Cancer Research Hospital
Here in Cambridge we believe that the only way to make cancer treatment more effective and more sustainable is to change two fundamental variables: detecting cancer earlier and treating it more precisely, matching patients to a course of therapy designed to target the vulnerabilities in their particular cancer at the earliest opportunity. To achieve this vision, the University of Cambridge is partnering with Cambridge University Hospitals NHS Foundation Trust to develop a new type of cancer hospital, which will harness the strength of Cambridge research in the early detection and precision treatment of cancer, and deploy life-saving innovation at-scale and in clinical real-time.
In the Cambridge Cancer Research Hospital, University chemists, physicists, engineers, and mathematicians will work together with doctors to develop and implement new tools, tests, predictive models, and more. From machine-learning experts, using live patient data to help us make better-informed treatment decisions, to engineers undertaking early-phase tests of new detection and monitoring devices, our practice-changing work will be taking place at, or just seconds away from, the patient’s bedside.
It will be a place where more of those patients are cured and where fewer suffer unnecessary treatment side-effects. More radically, we see it as a place where over time fewer will need to occupy those in-patient rooms, or chemotherapy beds, because their cancer will have been found and managed at the earliest possible point of detection, long before more aggressive intervention was required.

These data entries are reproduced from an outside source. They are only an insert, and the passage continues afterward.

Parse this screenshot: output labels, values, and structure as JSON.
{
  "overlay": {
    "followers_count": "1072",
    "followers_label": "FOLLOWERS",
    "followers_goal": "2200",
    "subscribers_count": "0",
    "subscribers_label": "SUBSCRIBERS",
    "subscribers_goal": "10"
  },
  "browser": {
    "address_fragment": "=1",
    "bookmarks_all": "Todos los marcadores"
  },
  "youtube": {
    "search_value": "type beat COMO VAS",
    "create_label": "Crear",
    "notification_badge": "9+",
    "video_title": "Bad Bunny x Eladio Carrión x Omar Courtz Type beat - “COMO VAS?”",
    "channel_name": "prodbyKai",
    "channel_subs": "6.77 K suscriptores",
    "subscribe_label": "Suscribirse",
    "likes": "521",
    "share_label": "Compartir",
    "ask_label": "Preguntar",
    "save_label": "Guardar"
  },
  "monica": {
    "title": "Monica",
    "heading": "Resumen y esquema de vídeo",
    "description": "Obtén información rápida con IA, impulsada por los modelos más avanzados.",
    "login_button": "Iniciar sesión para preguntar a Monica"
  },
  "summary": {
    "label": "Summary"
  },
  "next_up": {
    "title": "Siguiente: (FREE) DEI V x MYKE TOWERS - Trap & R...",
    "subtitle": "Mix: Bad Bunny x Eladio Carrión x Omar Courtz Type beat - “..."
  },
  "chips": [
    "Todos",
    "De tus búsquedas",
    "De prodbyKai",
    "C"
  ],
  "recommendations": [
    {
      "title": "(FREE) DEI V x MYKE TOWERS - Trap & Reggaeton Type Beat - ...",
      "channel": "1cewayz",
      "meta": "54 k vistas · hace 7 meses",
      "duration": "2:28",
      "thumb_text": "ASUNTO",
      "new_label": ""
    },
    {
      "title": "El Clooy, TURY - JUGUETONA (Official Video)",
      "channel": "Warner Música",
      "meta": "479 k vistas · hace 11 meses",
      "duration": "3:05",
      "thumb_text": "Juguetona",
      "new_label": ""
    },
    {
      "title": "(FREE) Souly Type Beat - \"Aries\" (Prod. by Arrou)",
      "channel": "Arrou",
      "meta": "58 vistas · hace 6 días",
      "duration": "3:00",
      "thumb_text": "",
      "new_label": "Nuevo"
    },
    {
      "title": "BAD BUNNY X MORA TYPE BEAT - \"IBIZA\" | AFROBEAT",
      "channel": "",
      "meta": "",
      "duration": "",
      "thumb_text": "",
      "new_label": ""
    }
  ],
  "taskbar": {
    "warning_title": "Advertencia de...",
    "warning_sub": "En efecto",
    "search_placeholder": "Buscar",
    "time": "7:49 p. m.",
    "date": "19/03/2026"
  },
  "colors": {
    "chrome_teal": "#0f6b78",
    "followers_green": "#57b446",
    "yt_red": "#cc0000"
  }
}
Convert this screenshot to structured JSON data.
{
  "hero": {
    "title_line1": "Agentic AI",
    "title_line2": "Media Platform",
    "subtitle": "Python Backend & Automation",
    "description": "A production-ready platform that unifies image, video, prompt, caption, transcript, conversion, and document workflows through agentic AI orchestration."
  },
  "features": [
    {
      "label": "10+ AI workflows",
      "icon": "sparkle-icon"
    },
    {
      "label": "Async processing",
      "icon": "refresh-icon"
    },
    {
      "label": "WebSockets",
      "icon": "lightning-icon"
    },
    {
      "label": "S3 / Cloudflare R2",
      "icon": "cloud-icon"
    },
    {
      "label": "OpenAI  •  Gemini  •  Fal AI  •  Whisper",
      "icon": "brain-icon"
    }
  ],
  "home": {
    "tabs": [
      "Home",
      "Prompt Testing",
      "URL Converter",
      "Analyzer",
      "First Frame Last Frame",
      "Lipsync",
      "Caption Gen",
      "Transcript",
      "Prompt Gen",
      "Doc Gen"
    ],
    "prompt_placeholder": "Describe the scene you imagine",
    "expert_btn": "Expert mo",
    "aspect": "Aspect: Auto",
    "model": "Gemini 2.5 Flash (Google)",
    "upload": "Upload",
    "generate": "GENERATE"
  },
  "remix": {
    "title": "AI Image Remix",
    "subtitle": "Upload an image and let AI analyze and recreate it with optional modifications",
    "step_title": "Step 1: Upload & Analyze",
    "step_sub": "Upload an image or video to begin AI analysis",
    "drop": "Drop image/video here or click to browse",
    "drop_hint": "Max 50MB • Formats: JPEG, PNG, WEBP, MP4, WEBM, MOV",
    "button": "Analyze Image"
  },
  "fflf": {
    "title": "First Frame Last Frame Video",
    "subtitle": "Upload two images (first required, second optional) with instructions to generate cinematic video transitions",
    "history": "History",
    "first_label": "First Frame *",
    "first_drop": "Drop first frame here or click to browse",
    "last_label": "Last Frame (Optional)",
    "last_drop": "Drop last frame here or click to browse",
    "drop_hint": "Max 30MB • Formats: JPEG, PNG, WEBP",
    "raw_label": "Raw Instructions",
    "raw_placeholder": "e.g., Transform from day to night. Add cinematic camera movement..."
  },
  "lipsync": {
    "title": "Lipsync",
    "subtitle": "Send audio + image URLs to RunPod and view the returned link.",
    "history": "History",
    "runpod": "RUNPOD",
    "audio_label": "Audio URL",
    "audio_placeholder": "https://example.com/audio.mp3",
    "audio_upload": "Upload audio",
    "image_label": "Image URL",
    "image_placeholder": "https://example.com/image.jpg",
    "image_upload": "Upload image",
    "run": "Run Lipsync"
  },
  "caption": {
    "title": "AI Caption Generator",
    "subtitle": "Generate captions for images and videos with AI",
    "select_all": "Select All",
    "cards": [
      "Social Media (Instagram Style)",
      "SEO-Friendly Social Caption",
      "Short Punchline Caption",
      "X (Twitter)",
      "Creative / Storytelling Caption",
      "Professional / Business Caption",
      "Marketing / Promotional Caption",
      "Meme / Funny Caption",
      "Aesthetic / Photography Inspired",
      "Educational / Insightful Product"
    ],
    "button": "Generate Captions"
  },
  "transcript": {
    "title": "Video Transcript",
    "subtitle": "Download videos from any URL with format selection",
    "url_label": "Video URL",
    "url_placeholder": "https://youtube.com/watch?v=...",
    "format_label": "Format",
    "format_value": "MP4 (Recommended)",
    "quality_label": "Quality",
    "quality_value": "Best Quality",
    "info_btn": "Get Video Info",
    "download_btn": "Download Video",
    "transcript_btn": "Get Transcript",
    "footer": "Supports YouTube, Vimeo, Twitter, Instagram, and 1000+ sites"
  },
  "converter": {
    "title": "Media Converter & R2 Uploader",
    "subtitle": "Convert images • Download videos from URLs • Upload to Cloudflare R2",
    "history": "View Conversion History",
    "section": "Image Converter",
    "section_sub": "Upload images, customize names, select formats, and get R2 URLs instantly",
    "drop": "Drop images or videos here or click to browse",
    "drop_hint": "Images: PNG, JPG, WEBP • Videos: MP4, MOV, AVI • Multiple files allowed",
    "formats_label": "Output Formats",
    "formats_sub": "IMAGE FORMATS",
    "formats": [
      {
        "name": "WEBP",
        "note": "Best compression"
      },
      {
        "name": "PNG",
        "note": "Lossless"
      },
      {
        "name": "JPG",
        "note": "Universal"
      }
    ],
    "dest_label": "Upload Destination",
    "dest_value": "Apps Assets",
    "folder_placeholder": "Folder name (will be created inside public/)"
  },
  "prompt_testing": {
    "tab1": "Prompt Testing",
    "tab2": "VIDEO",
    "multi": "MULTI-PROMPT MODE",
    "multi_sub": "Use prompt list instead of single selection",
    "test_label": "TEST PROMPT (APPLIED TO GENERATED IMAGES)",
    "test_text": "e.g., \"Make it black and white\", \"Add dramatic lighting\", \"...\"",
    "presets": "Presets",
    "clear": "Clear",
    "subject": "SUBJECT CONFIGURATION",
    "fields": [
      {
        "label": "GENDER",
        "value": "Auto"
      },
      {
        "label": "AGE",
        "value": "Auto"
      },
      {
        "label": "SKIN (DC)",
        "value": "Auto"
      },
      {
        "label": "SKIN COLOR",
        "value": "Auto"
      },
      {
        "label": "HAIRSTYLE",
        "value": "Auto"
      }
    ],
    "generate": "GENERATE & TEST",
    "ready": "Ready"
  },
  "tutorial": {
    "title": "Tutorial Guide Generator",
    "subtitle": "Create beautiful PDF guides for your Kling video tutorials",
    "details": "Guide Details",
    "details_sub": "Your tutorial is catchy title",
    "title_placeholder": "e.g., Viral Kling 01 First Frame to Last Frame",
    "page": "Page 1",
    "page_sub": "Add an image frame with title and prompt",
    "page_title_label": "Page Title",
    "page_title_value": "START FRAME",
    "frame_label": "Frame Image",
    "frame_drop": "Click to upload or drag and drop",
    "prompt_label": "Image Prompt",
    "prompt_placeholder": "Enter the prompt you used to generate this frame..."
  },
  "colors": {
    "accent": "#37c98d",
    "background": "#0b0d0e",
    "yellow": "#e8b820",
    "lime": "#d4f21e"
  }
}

Our ambition is that the gains made in Cambridge are extended to patients whose cancer will be diagnosed and treated in other cities and regions, and that our discoveries and innovations become widespread, enduring improvements in cancer treatment and outcomes worldwide.